#### [TASK BRIEF]
Locate each line of the material that contains "data", then return it.

#### [SOURCE MATERIAL]
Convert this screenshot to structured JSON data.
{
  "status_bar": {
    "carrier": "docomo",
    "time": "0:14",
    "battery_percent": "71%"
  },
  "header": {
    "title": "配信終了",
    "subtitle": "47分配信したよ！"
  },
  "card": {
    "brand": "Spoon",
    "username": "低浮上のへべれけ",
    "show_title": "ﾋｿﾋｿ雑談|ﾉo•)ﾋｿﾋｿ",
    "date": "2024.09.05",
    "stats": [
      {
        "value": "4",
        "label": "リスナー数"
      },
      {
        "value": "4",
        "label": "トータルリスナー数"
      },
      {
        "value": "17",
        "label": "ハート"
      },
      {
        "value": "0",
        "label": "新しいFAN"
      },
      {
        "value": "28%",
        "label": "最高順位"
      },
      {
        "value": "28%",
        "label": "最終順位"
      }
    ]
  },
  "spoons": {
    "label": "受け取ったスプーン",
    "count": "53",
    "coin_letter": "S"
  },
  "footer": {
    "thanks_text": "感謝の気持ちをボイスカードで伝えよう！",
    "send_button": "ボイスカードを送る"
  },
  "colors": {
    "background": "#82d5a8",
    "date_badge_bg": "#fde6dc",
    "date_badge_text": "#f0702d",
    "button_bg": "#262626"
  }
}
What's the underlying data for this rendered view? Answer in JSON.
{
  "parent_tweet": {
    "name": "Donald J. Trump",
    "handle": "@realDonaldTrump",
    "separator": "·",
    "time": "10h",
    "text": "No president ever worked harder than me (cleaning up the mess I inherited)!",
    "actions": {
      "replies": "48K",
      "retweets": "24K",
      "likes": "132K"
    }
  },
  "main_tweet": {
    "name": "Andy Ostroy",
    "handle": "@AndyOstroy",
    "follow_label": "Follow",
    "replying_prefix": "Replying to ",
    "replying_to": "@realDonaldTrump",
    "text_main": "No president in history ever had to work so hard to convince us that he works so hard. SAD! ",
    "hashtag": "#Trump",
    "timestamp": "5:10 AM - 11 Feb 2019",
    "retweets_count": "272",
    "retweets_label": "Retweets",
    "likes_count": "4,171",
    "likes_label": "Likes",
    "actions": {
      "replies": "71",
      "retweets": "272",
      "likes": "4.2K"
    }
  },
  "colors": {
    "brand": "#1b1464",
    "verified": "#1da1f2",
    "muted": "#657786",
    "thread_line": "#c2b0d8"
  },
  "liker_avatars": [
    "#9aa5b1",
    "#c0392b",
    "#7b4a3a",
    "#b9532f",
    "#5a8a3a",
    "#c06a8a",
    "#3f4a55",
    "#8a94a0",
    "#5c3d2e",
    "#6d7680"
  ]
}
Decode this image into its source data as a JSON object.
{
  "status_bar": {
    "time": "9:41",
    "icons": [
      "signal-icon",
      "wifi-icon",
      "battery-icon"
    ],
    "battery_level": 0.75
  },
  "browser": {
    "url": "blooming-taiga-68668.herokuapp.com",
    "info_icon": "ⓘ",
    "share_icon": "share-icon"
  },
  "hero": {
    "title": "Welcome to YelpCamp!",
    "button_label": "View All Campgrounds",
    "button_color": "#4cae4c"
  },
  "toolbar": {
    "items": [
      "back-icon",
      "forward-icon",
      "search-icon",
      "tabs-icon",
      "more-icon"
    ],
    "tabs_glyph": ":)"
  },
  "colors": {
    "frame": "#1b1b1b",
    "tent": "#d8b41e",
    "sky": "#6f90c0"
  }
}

#### [RESPONSE TO THIS TASK]
Convert this screenshot to structured JSON data.
What's the underlying data for this rendered view? Answer in JSON.
Decode this image into its source data as a JSON object.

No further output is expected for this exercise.